*YOUR TASK:*
Please print every line of the material below exactly.

Top of DATA FOR THIS EXERCISE

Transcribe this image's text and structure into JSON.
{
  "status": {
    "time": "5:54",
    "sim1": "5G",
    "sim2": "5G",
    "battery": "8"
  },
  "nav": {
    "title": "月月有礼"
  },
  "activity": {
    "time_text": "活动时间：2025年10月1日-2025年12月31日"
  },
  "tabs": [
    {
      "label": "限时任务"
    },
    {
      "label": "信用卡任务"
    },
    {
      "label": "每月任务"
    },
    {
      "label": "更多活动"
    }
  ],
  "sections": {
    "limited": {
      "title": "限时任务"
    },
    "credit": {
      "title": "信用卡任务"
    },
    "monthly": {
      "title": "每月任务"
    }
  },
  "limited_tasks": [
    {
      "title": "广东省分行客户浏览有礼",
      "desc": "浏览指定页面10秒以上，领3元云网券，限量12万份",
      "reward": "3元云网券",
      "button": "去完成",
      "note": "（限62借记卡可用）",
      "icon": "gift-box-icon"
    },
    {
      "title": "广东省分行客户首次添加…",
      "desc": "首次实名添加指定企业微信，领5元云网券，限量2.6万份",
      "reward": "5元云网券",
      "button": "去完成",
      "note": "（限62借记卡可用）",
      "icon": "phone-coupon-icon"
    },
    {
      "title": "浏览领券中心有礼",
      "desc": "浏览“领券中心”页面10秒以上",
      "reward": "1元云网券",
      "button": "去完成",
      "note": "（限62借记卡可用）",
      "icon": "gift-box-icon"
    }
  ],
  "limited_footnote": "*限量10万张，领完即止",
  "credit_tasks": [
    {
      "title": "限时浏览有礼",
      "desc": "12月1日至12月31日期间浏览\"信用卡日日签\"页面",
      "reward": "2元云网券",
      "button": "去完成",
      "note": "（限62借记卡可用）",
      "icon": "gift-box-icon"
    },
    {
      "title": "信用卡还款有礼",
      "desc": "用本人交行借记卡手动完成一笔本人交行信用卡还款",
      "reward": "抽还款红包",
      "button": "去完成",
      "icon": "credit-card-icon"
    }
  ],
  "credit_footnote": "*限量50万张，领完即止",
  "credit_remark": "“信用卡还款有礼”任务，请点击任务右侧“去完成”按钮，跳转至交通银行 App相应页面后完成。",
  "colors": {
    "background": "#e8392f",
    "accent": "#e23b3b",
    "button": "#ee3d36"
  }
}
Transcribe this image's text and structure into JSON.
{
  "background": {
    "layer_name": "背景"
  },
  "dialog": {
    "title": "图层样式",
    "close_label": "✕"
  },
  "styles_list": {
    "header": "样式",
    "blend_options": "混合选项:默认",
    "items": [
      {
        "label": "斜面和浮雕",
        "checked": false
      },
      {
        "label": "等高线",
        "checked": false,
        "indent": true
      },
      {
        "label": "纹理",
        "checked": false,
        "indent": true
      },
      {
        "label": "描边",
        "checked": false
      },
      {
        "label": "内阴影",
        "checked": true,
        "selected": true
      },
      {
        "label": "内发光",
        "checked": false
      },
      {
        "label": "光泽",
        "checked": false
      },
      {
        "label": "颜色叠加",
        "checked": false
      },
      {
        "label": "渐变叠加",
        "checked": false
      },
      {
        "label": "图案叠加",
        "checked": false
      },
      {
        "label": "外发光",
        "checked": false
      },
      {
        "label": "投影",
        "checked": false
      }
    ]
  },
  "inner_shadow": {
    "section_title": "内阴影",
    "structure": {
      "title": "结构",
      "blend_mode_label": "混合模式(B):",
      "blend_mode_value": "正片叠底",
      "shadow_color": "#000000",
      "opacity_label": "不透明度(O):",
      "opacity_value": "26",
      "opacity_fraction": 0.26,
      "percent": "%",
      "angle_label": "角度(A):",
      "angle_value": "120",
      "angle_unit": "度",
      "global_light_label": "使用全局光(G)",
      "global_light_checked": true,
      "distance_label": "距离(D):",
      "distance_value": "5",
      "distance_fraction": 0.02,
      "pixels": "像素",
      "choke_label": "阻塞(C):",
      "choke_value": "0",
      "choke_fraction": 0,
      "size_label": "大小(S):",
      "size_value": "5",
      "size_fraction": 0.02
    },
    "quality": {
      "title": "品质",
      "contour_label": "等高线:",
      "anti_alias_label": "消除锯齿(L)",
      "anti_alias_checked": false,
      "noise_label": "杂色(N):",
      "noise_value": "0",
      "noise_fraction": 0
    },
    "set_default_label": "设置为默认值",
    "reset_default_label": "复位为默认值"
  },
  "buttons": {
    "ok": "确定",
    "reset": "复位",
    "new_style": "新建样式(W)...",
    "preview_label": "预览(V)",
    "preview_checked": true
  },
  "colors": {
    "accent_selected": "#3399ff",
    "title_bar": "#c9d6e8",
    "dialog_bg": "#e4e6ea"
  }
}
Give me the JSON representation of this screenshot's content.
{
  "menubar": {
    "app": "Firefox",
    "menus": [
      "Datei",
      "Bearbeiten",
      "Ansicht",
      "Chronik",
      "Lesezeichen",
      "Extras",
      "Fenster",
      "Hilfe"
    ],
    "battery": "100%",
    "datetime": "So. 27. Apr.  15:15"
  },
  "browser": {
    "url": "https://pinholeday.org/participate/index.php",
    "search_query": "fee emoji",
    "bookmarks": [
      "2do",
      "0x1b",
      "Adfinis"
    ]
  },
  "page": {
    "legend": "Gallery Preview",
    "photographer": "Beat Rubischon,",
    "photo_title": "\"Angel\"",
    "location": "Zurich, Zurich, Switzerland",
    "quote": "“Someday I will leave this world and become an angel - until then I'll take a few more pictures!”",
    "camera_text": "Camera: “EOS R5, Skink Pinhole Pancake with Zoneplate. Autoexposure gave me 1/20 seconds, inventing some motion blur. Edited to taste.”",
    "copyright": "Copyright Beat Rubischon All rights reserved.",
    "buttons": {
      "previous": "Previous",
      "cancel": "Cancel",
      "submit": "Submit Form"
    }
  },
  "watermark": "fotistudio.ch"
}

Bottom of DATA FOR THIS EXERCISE

*EXERCISE ANSWER:*
Transcribe this image's text and structure into JSON.
{
  "status": {
    "time": "5:54",
    "sim1": "5G",
    "sim2": "5G",
    "battery": "8"
  },
  "nav": {
    "title": "月月有礼"
  },
  "activity": {
    "time_text": "活动时间：2025年10月1日-2025年12月31日"
  },
  "tabs": [
    {
      "label": "限时任务"
    },
    {
      "label": "信用卡任务"
    },
    {
      "label": "每月任务"
    },
    {
      "label": "更多活动"
    }
  ],
  "sections": {
    "limited": {
      "title": "限时任务"
    },
    "credit": {
      "title": "信用卡任务"
    },
    "monthly": {
      "title": "每月任务"
    }
  },
  "limited_tasks": [
    {
      "title": "广东省分行客户浏览有礼",
      "desc": "浏览指定页面10秒以上，领3元云网券，限量12万份",
      "reward": "3元云网券",
      "button": "去完成",
      "note": "（限62借记卡可用）",
      "icon": "gift-box-icon"
    },
    {
      "title": "广东省分行客户首次添加…",
      "desc": "首次实名添加指定企业微信，领5元云网券，限量2.6万份",
      "reward": "5元云网券",
      "button": "去完成",
      "note": "（限62借记卡可用）",
      "icon": "phone-coupon-icon"
    },
    {
      "title": "浏览领券中心有礼",
      "desc": "浏览“领券中心”页面10秒以上",
      "reward": "1元云网券",
      "button": "去完成",
      "note": "（限62借记卡可用）",
      "icon": "gift-box-icon"
    }
  ],
  "limited_footnote": "*限量10万张，领完即止",
  "credit_tasks": [
    {
      "title": "限时浏览有礼",
      "desc": "12月1日至12月31日期间浏览\"信用卡日日签\"页面",
      "reward": "2元云网券",
      "button": "去完成",
      "note": "（限62借记卡可用）",
      "icon": "gift-box-icon"
    },
    {
      "title": "信用卡还款有礼",
      "desc": "用本人交行借记卡手动完成一笔本人交行信用卡还款",
      "reward": "抽还款红包",
      "button": "去完成",
      "icon": "credit-card-icon"
    }
  ],
  "credit_footnote": "*限量50万张，领完即止",
  "credit_remark": "“信用卡还款有礼”任务，请点击任务右侧“去完成”按钮，跳转至交通银行 App相应页面后完成。",
  "colors": {
    "background": "#e8392f",
    "accent": "#e23b3b",
    "button": "#ee3d36"
  }
}
Transcribe this image's text and structure into JSON.
{
  "background": {
    "layer_name": "背景"
  },
  "dialog": {
    "title": "图层样式",
    "close_label": "✕"
  },
  "styles_list": {
    "header": "样式",
    "blend_options": "混合选项:默认",
    "items": [
      {
        "label": "斜面和浮雕",
        "checked": false
      },
      {
        "label": "等高线",
        "checked": false,
        "indent": true
      },
      {
        "label": "纹理",
        "checked": false,
        "indent": true
      },
      {
        "label": "描边",
        "checked": false
      },
      {
        "label": "内阴影",
        "checked": true,
        "selected": true
      },
      {
        "label": "内发光",
        "checked": false
      },
      {
        "label": "光泽",
        "checked": false
      },
      {
        "label": "颜色叠加",
        "checked": false
      },
      {
        "label": "渐变叠加",
        "checked": false
      },
      {
        "label": "图案叠加",
        "checked": false
      },
      {
        "label": "外发光",
        "checked": false
      },
      {
        "label": "投影",
        "checked": false
      }
    ]
  },
  "inner_shadow": {
    "section_title": "内阴影",
    "structure": {
      "title": "结构",
      "blend_mode_label": "混合模式(B):",
      "blend_mode_value": "正片叠底",
      "shadow_color": "#000000",
      "opacity_label": "不透明度(O):",
      "opacity_value": "26",
      "opacity_fraction": 0.26,
      "percent": "%",
      "angle_label": "角度(A):",
      "angle_value": "120",
      "angle_unit": "度",
      "global_light_label": "使用全局光(G)",
      "global_light_checked": true,
      "distance_label": "距离(D):",
      "distance_value": "5",
      "distance_fraction": 0.02,
      "pixels": "像素",
      "choke_label": "阻塞(C):",
      "choke_value": "0",
      "choke_fraction": 0,
      "size_label": "大小(S):",
      "size_value": "5",
      "size_fraction": 0.02
    },
    "quality": {
      "title": "品质",
      "contour_label": "等高线:",
      "anti_alias_label": "消除锯齿(L)",
      "anti_alias_checked": false,
      "noise_label": "杂色(N):",
      "noise_value": "0",
      "noise_fraction": 0
    },
    "set_default_label": "设置为默认值",
    "reset_default_label": "复位为默认值"
  },
  "buttons": {
    "ok": "确定",
    "reset": "复位",
    "new_style": "新建样式(W)...",
    "preview_label": "预览(V)",
    "preview_checked": true
  },
  "colors": {
    "accent_selected": "#3399ff",
    "title_bar": "#c9d6e8",
    "dialog_bg": "#e4e6ea"
  }
}
Give me the JSON representation of this screenshot's content.
{
  "menubar": {
    "app": "Firefox",
    "menus": [
      "Datei",
      "Bearbeiten",
      "Ansicht",
      "Chronik",
      "Lesezeichen",
      "Extras",
      "Fenster",
      "Hilfe"
    ],
    "battery": "100%",
    "datetime": "So. 27. Apr.  15:15"
  },
  "browser": {
    "url": "https://pinholeday.org/participate/index.php",
    "search_query": "fee emoji",
    "bookmarks": [
      "2do",
      "0x1b",
      "Adfinis"
    ]
  },
  "page": {
    "legend": "Gallery Preview",
    "photographer": "Beat Rubischon,",
    "photo_title": "\"Angel\"",
    "location": "Zurich, Zurich, Switzerland",
    "quote": "“Someday I will leave this world and become an angel - until then I'll take a few more pictures!”",
    "camera_text": "Camera: “EOS R5, Skink Pinhole Pancake with Zoneplate. Autoexposure gave me 1/20 seconds, inventing some motion blur. Edited to taste.”",
    "copyright": "Copyright Beat Rubischon All rights reserved.",
    "buttons": {
      "previous": "Previous",
      "cancel": "Cancel",
      "submit": "Submit Form"
    }
  },
  "watermark": "fotistudio.ch"
}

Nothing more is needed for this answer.